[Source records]

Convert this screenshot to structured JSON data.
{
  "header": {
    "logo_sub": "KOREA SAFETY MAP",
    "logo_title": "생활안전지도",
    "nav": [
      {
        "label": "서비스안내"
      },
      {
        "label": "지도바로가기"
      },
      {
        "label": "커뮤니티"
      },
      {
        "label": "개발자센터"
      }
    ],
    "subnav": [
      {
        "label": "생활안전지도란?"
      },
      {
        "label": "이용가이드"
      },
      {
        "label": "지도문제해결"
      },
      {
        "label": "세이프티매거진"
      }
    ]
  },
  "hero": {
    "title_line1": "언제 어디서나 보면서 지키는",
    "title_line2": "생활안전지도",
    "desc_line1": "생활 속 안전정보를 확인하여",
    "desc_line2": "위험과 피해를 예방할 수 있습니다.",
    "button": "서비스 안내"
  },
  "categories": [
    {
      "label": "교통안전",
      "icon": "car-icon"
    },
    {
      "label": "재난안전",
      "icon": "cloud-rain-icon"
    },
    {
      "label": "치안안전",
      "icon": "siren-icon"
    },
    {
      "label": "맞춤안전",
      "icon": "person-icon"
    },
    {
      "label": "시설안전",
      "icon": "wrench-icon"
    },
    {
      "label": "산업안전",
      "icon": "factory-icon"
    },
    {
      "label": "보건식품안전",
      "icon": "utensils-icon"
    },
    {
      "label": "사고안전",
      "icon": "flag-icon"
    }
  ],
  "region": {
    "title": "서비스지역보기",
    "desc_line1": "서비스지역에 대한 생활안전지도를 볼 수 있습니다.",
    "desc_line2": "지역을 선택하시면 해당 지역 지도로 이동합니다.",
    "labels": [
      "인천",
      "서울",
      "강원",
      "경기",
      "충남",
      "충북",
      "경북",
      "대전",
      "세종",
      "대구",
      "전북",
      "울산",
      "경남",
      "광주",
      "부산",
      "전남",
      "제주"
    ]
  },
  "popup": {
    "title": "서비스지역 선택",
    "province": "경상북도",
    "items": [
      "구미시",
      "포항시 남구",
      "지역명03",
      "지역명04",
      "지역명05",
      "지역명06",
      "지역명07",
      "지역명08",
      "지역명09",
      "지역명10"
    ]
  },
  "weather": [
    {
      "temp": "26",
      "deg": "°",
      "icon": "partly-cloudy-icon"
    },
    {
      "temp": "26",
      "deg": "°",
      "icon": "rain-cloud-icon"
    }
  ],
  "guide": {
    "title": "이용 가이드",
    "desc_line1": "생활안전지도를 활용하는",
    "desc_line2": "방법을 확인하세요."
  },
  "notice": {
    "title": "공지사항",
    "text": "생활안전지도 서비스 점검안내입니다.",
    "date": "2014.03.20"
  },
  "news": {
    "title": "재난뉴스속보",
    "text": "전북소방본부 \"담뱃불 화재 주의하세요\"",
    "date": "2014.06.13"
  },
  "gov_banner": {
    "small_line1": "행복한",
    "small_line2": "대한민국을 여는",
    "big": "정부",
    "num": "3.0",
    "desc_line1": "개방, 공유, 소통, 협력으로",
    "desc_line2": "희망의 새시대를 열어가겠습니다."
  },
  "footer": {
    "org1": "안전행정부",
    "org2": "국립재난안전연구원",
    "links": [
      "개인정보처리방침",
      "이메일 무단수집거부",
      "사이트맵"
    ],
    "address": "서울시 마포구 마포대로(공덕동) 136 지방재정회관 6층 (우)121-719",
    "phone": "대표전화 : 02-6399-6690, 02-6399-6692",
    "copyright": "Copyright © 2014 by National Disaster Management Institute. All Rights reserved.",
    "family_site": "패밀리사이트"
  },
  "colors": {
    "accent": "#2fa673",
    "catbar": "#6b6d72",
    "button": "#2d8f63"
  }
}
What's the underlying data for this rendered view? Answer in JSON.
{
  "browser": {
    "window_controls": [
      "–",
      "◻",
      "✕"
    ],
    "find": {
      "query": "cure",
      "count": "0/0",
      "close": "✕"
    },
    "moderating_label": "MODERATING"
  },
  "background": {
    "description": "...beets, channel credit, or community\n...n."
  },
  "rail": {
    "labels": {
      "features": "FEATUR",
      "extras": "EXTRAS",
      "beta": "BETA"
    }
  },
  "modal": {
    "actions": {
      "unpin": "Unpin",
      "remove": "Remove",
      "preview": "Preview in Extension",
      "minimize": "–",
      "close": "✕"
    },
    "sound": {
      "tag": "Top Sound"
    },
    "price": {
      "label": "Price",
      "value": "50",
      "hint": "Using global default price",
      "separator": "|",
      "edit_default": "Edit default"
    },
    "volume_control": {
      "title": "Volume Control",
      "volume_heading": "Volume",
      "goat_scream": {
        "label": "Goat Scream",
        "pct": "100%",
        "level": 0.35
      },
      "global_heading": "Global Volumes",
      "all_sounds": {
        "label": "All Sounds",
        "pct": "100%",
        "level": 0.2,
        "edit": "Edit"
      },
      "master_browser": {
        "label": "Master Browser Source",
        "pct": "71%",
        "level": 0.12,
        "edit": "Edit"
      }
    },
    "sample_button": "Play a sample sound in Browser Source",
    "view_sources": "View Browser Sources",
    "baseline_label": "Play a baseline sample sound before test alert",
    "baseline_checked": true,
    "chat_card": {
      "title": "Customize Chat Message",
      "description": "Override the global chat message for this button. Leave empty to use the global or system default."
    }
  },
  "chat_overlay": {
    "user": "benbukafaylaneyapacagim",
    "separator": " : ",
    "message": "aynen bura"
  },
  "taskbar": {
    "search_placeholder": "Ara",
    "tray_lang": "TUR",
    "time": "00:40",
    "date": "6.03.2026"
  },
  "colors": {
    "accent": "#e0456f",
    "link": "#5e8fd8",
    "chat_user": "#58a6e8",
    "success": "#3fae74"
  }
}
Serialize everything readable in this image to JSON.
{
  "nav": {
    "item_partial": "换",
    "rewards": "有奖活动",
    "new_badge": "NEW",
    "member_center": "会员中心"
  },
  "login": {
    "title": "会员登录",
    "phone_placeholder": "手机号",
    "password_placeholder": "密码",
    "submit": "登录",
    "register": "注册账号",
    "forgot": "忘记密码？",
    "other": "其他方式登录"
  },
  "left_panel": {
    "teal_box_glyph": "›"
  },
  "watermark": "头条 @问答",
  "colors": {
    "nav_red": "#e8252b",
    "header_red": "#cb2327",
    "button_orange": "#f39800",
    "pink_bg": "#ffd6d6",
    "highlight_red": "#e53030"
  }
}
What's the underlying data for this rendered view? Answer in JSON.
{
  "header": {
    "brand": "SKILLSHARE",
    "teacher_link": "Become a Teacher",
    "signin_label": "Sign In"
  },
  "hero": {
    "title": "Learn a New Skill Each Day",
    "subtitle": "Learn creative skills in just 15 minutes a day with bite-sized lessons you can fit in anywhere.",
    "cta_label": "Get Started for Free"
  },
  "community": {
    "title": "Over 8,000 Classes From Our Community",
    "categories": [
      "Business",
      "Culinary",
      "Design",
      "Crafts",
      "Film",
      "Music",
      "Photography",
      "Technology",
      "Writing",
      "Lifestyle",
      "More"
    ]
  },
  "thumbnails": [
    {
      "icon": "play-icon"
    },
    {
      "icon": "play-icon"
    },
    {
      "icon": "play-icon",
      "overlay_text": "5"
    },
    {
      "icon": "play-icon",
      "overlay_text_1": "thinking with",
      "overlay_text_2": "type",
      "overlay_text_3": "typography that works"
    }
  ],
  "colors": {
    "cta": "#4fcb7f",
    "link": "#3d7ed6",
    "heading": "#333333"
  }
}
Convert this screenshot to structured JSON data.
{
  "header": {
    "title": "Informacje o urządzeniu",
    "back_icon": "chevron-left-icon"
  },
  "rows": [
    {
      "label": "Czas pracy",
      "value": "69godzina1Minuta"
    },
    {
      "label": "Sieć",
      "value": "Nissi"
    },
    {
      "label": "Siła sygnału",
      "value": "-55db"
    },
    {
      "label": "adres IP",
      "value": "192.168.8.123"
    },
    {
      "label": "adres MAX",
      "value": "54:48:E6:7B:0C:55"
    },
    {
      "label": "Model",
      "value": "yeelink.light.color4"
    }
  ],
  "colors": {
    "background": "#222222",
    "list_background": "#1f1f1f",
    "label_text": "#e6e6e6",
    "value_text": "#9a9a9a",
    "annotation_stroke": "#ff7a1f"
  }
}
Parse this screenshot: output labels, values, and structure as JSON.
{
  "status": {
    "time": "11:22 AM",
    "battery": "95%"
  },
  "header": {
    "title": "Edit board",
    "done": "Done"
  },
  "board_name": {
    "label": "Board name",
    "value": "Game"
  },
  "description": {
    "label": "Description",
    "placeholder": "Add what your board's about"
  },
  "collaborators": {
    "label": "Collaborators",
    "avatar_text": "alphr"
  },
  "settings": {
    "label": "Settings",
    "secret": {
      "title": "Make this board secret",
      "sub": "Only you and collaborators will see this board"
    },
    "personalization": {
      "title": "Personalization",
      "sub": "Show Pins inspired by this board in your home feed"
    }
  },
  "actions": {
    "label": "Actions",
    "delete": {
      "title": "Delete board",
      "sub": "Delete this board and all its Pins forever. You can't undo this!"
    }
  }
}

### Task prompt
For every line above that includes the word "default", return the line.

### Exercise response
      "hint": "Using global default price",
      "edit_default": "Edit default"
      "description": "Override the global chat message for this button. Leave empty to use the global or system default."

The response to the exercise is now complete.